Submissions for the 2010 CBC Literary Awards are now being accepted until November 1. Go here to enter and get all the information on how to format your submission. A twenty-five dollar (CAD) fee applies for each entry, and you can enter as many works as you want. The CBC Literary Awards competition is the only literary competition that celebrates original, unpublished works, in Canada’s two official languages.

There are three categories, one of which your submission must fall under: Short Story for short fiction narratives 2,000 to 2,500 words; Creative Nonfiction between 2,000 and 2,500 words, including humour, memoir, and research articles written for general audiences; and Poetry for long narrative poems or groups of poems totalling between 1,000 and 2,000 words. You must be a citizen or permanent resident of Canada to enter. All works must be unpublished and original.

Between November and January a shortlist of about twenty or thirty submissions will be decided on by a judging panel of top Canadian literary editors and writers. The winners will be announced in March 2011. There are twelve prizes awarded: For both English and French language works, first place in each category wins $6,000 and second place wins $4,000. Winning pieces will be published in Air Canada’s enRoute magazine, and will also be spotlighted on the CBC website.

There are many different ways to stay informed and get involved with the awards. Join over 1,300 followers by “liking” the Facebook Group and receive ongoing updates about the competition. Get writing tips from 2009 Short Story Juror Michael Helm, who propagates the importance of original writing.

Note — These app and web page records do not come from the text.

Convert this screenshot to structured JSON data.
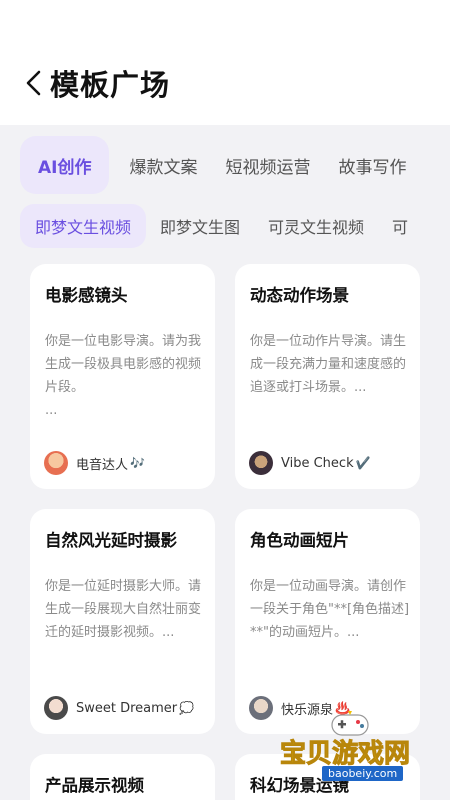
{
  "header": {
    "title": "模板广场"
  },
  "category_tabs": [
    {
      "label": "AI创作",
      "active": true
    },
    {
      "label": "爆款文案",
      "active": false
    },
    {
      "label": "短视频运营",
      "active": false
    },
    {
      "label": "故事写作",
      "active": false
    }
  ],
  "sub_tabs": [
    {
      "label": "即梦文生视频",
      "active": true
    },
    {
      "label": "即梦文生图",
      "active": false
    },
    {
      "label": "可灵文生视频",
      "active": false
    },
    {
      "label": "可",
      "active": false
    }
  ],
  "cards": [
    {
      "title": "电影感镜头",
      "desc": "你是一位电影导演。请为我生成一段极具电影感的视频片段。\n...",
      "author": "电音达人",
      "author_emoji": "🎶"
    },
    {
      "title": "动态动作场景",
      "desc": "你是一位动作片导演。请生成一段充满力量和速度感的追逐或打斗场景。...",
      "author": "Vibe Check",
      "author_emoji": "✔️"
    },
    {
      "title": "自然风光延时摄影",
      "desc": "你是一位延时摄影大师。请生成一段展现大自然壮丽变迁的延时摄影视频。...",
      "author": "Sweet Dreamer",
      "author_emoji": "💭"
    },
    {
      "title": "角色动画短片",
      "desc": "你是一位动画导演。请创作一段关于角色\"**[角色描述]**\"的动画短片。...",
      "author": "快乐源泉",
      "author_emoji": "♨️"
    },
    {
      "title": "产品展示视频",
      "desc": "",
      "author": "",
      "author_emoji": ""
    },
    {
      "title": "科幻场景运镜",
      "desc": "",
      "author": "",
      "author_emoji": ""
    }
  ],
  "watermark": {
    "text": "宝贝游戏网",
    "url": "baobeiy.com"
  },
  "colors": {
    "accent": "#6a4fe0",
    "accent_bg": "#ece7fb",
    "panel_bg": "#f2f2f5",
    "card_bg": "#ffffff"
  },
  "icons": {
    "back": "chevron-left-icon"
  }
}
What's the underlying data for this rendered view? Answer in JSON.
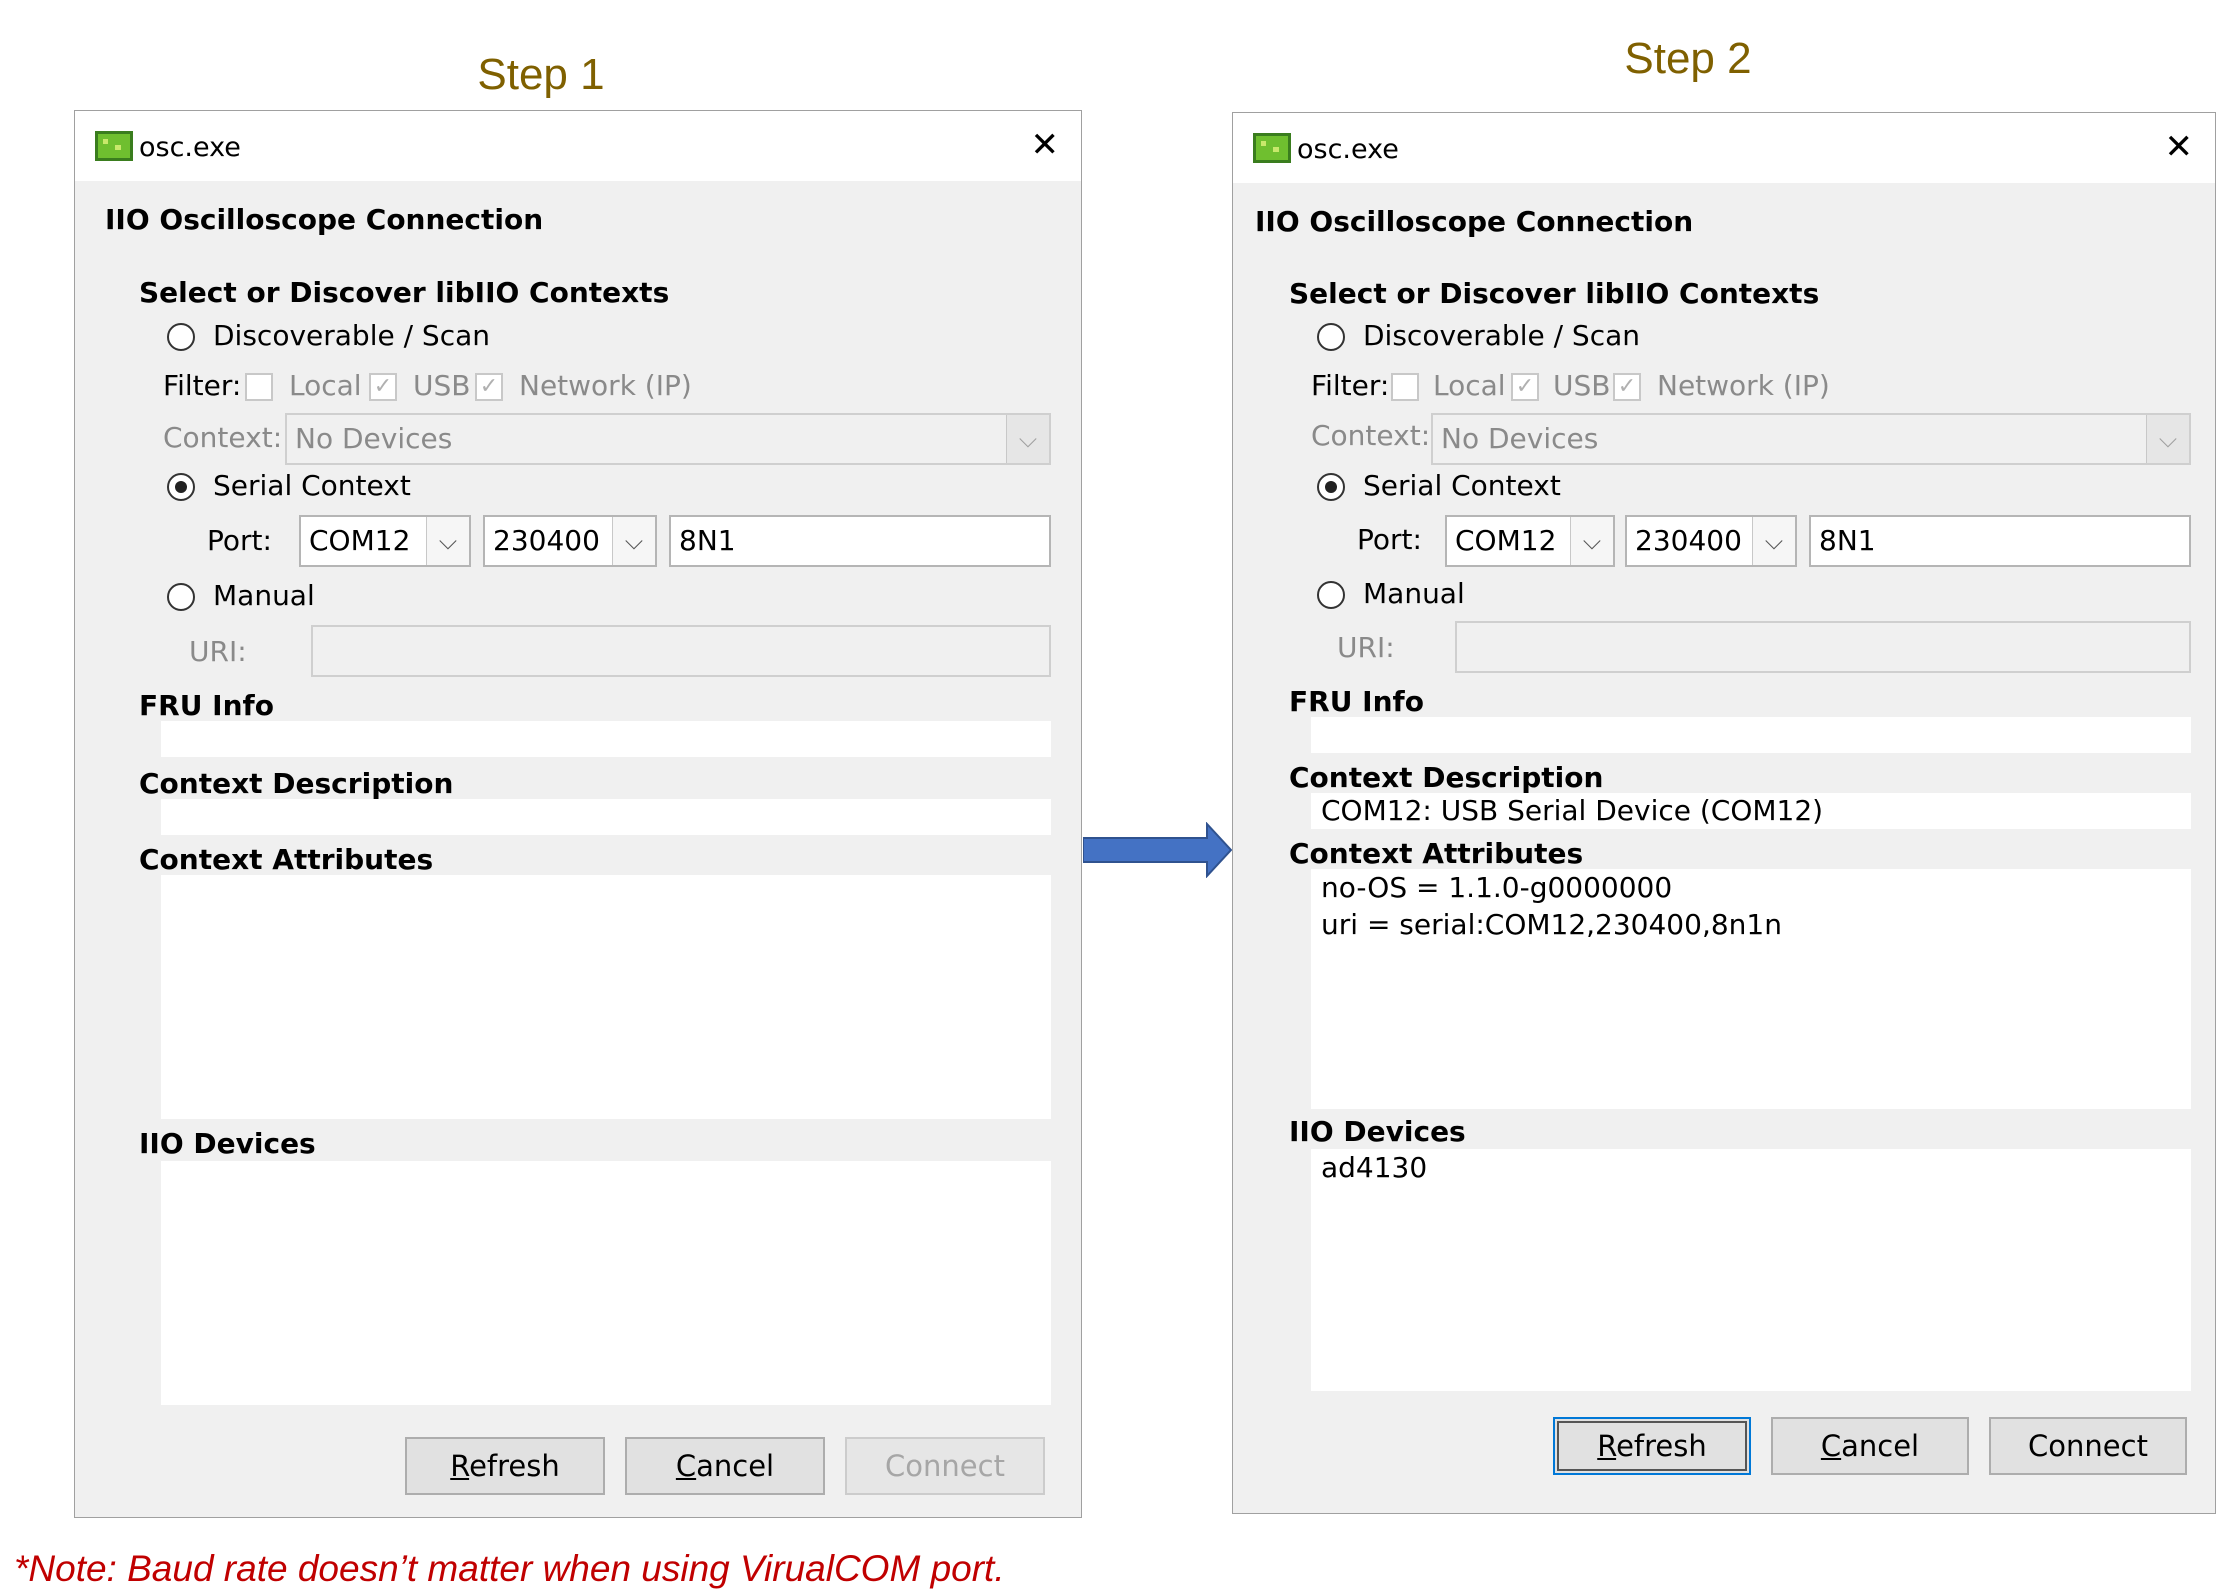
{
  "step1_title": "Step 1",
  "step2_title": "Step 2",
  "note": "*Note: Baud rate doesn’t matter when using VirualCOM port.",
  "colors": {
    "step_title": "#7f6000",
    "note": "#c00000",
    "arrow": "#4472c4"
  },
  "step1": {
    "window_title": "osc.exe",
    "heading": "IIO Oscilloscope Connection",
    "section_select": "Select or Discover libIIO Contexts",
    "discoverable_label": "Discoverable / Scan",
    "filter_label": "Filter:",
    "filter_local": "Local",
    "filter_usb": "USB",
    "filter_network": "Network (IP)",
    "context_label": "Context:",
    "context_value": "No Devices",
    "serial_label": "Serial Context",
    "port_label": "Port:",
    "port_value": "COM12",
    "baud_value": "230400",
    "format_value": "8N1",
    "manual_label": "Manual",
    "uri_label": "URI:",
    "fru_label": "FRU Info",
    "ctx_desc_label": "Context Description",
    "ctx_desc_value": "",
    "ctx_attr_label": "Context Attributes",
    "ctx_attr_line1": "",
    "ctx_attr_line2": "",
    "devices_label": "IIO Devices",
    "devices_value": "",
    "refresh_button": "Refresh",
    "cancel_button": "Cancel",
    "connect_button": "Connect"
  },
  "step2": {
    "window_title": "osc.exe",
    "heading": "IIO Oscilloscope Connection",
    "section_select": "Select or Discover libIIO Contexts",
    "discoverable_label": "Discoverable / Scan",
    "filter_label": "Filter:",
    "filter_local": "Local",
    "filter_usb": "USB",
    "filter_network": "Network (IP)",
    "context_label": "Context:",
    "context_value": "No Devices",
    "serial_label": "Serial Context",
    "port_label": "Port:",
    "port_value": "COM12",
    "baud_value": "230400",
    "format_value": "8N1",
    "manual_label": "Manual",
    "uri_label": "URI:",
    "fru_label": "FRU Info",
    "ctx_desc_label": "Context Description",
    "ctx_desc_value": "COM12: USB Serial Device (COM12)",
    "ctx_attr_label": "Context Attributes",
    "ctx_attr_line1": "no-OS = 1.1.0-g0000000",
    "ctx_attr_line2": "uri = serial:COM12,230400,8n1n",
    "devices_label": "IIO Devices",
    "devices_value": "ad4130",
    "refresh_button": "Refresh",
    "cancel_button": "Cancel",
    "connect_button": "Connect"
  }
}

Read the 2009 winning entries and gain some indie author inspiration. Most of all, get writing! Only three months left!